PROBLEM DESCRIPTION: Counting only lines below that hold "price", give the total alone.

DATA FOR ANALYSIS:
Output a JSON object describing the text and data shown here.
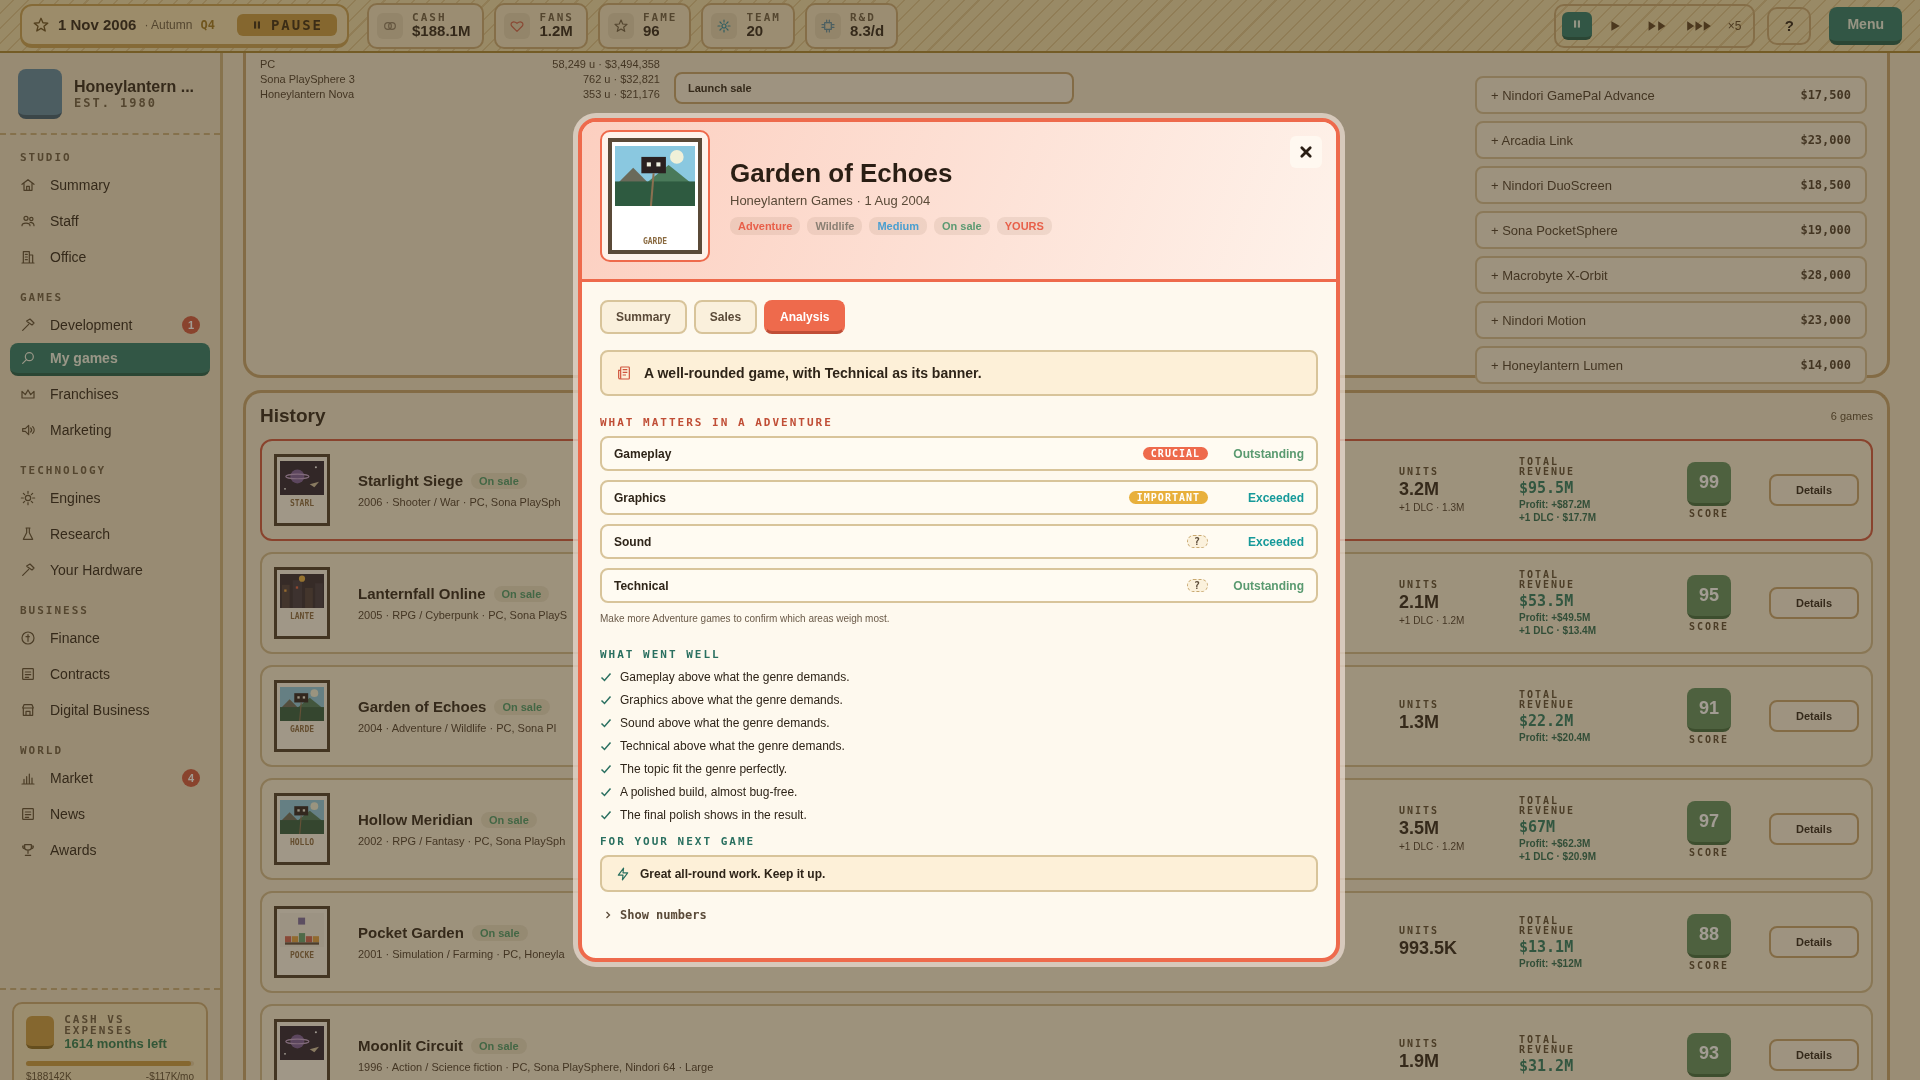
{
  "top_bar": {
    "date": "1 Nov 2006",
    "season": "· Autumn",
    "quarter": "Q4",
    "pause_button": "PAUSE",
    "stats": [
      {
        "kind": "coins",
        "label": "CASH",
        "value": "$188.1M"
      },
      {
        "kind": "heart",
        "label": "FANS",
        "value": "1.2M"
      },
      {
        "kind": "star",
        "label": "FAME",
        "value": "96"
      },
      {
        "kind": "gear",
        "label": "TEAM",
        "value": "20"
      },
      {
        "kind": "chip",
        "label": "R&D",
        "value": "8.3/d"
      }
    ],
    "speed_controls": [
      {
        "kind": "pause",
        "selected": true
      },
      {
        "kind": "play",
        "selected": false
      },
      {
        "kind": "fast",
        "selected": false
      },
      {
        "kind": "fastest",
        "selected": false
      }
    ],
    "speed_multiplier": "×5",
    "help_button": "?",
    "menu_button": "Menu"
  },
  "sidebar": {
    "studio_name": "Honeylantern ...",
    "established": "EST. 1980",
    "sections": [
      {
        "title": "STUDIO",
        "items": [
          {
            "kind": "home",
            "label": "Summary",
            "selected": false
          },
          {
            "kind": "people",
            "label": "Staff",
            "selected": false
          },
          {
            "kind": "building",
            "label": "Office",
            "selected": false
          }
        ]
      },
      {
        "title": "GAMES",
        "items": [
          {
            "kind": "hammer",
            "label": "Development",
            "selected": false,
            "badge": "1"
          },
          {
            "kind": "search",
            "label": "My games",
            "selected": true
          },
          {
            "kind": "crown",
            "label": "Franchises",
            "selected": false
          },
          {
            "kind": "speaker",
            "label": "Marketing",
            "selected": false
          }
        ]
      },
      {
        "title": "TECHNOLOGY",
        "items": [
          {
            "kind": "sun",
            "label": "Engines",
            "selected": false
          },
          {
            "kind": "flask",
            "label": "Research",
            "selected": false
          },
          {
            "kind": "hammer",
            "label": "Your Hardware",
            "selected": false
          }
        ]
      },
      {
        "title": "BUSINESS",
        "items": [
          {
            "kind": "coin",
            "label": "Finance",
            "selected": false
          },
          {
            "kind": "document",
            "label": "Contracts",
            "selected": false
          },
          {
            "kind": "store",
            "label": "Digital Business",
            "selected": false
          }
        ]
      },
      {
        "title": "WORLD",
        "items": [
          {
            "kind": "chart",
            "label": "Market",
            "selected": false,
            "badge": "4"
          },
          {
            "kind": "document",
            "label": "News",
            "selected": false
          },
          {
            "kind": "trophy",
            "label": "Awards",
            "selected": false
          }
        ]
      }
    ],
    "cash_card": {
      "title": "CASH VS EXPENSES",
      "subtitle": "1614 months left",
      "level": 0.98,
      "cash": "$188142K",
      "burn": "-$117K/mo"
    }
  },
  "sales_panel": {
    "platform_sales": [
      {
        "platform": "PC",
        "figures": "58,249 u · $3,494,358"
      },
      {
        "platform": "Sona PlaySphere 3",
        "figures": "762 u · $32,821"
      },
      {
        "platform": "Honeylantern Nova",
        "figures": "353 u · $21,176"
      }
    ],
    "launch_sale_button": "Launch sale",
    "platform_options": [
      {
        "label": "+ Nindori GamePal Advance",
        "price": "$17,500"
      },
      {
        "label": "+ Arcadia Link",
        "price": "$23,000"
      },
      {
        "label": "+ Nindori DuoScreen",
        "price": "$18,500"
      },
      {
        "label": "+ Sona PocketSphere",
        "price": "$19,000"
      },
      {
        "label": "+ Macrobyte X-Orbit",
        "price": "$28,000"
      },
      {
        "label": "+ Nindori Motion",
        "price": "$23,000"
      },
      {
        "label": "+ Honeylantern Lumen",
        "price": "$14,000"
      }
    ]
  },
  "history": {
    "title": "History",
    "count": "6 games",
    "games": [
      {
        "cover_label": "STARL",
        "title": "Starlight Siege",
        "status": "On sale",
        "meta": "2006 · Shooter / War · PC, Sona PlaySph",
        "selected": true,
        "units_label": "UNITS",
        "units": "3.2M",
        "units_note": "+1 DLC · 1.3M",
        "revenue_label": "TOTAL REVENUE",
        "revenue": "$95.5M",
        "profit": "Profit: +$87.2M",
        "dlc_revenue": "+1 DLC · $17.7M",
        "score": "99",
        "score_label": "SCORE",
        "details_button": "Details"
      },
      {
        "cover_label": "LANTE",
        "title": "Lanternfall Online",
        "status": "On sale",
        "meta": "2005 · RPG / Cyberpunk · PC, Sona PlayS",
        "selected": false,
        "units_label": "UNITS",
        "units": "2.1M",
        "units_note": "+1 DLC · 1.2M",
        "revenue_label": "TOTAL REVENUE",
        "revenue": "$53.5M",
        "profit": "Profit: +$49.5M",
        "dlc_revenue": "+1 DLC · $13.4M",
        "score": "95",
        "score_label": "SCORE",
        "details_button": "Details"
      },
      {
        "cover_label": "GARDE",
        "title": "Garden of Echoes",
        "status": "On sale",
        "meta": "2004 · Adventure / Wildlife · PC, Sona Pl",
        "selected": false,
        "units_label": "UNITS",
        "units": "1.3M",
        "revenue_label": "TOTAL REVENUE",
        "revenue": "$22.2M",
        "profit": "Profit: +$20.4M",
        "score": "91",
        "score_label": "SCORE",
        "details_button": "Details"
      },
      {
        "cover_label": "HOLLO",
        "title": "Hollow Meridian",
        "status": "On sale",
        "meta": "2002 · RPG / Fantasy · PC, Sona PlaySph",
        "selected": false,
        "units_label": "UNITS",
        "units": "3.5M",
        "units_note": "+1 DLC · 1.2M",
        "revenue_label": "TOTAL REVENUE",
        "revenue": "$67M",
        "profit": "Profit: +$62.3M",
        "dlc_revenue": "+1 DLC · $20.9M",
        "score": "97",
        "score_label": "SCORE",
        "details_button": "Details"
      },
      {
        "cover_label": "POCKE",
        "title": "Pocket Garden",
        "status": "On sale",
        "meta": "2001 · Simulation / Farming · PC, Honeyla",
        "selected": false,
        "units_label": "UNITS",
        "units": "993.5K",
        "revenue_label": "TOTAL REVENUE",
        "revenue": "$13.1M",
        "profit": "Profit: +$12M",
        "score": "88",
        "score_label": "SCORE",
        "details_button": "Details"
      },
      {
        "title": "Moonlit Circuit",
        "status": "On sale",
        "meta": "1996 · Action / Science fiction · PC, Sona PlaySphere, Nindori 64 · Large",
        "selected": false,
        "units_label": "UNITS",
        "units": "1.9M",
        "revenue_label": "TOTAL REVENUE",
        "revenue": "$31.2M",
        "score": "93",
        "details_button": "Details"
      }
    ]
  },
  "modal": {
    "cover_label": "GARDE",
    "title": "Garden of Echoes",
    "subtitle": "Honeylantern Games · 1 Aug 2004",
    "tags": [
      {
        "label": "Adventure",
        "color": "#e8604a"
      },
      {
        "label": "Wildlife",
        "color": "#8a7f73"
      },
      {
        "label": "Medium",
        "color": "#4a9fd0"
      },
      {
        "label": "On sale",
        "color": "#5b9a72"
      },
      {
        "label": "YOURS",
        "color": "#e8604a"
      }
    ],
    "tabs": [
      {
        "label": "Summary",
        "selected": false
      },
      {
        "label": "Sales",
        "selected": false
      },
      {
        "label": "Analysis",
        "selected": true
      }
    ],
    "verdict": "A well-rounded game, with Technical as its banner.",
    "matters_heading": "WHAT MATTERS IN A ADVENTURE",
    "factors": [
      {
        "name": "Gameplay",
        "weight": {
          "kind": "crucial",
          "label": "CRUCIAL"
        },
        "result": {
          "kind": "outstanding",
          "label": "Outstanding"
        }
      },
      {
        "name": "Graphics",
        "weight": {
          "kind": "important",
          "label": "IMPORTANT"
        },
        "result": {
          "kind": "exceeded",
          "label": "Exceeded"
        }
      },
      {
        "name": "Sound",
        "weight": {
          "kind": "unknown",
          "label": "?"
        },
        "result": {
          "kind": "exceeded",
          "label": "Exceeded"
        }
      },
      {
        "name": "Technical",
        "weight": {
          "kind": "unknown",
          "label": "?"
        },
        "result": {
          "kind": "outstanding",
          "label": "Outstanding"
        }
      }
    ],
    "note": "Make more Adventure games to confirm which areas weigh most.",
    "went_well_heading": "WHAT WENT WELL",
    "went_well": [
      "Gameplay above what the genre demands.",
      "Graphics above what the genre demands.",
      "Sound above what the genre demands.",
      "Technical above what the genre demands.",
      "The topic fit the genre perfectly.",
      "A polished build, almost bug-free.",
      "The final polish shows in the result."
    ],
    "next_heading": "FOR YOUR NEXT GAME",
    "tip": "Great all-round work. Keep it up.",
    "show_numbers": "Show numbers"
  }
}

YOUR SOLUTION: 7